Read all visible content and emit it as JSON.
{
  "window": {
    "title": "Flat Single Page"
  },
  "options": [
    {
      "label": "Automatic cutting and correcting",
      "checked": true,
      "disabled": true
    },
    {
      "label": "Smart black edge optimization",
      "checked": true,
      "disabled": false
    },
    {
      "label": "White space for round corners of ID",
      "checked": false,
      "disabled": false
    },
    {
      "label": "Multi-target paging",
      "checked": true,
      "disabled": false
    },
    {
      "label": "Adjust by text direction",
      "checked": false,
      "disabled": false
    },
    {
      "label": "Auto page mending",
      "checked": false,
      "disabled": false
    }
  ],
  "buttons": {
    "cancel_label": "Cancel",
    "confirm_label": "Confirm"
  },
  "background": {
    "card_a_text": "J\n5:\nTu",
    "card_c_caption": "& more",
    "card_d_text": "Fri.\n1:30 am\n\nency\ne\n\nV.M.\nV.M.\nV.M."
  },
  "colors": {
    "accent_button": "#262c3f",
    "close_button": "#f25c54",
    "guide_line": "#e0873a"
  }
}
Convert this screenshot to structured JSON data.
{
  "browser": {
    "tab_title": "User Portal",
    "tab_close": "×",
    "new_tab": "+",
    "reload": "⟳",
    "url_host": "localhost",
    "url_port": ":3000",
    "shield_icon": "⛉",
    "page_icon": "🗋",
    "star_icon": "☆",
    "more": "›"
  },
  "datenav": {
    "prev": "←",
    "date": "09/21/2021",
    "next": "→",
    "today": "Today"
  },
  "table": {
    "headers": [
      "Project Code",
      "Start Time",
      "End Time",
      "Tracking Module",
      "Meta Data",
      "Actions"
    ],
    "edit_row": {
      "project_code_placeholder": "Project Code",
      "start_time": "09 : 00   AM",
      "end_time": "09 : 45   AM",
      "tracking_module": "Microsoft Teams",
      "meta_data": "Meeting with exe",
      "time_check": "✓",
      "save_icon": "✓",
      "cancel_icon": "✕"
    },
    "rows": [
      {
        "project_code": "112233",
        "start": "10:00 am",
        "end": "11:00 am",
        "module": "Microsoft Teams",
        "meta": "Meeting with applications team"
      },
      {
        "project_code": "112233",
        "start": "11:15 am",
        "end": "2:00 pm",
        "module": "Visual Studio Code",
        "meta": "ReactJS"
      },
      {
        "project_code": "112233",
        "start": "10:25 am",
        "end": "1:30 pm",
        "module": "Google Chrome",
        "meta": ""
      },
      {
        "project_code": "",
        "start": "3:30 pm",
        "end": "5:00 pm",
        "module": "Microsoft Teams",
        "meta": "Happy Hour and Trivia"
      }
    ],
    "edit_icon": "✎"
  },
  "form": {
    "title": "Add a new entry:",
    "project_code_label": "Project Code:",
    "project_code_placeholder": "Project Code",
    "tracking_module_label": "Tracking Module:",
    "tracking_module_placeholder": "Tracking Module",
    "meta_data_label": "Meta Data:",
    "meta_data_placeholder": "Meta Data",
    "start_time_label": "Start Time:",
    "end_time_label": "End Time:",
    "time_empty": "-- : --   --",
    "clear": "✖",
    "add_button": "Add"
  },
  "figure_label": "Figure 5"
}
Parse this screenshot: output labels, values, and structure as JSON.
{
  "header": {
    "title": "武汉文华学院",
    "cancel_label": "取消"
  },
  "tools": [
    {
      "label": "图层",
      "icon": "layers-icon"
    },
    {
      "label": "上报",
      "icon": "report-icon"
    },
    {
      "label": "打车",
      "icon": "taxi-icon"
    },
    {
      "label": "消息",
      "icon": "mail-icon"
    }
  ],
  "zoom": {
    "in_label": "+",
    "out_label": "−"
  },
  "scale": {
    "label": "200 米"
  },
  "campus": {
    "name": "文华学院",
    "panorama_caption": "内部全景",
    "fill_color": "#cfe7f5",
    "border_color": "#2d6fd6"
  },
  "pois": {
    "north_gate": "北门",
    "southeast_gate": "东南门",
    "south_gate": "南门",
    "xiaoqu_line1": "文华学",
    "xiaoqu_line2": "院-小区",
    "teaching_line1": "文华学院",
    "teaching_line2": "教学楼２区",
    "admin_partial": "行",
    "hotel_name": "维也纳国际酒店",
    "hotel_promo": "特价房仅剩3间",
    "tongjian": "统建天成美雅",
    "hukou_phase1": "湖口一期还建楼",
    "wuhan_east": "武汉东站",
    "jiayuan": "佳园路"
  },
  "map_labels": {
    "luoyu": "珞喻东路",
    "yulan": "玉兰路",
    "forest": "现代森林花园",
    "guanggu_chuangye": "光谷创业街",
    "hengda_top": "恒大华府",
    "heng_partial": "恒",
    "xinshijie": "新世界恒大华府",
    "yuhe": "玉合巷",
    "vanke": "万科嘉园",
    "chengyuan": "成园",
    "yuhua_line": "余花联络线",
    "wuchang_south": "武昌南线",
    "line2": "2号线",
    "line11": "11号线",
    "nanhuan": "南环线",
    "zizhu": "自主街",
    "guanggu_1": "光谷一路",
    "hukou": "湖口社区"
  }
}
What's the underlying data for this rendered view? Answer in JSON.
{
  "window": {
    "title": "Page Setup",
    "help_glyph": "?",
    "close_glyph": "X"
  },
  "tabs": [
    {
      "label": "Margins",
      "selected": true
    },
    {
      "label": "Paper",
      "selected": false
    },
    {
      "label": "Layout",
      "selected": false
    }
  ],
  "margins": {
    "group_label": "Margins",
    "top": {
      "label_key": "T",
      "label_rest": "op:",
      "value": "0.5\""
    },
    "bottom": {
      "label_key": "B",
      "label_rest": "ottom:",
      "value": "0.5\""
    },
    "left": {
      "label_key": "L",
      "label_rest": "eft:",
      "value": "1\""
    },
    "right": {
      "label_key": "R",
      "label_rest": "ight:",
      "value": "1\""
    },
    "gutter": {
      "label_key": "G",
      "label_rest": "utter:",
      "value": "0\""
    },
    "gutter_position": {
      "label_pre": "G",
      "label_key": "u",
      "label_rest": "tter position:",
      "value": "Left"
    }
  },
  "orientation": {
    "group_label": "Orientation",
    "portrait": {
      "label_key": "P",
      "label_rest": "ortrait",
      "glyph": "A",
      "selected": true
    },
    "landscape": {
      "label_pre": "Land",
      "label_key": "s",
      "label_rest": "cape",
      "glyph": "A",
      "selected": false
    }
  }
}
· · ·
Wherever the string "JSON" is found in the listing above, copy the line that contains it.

> Task result
Read all visible content and emit it as JSON.
Convert this screenshot to structured JSON data.
Parse this screenshot: output labels, values, and structure as JSON.
What's the underlying data for this rendered view? Answer in JSON.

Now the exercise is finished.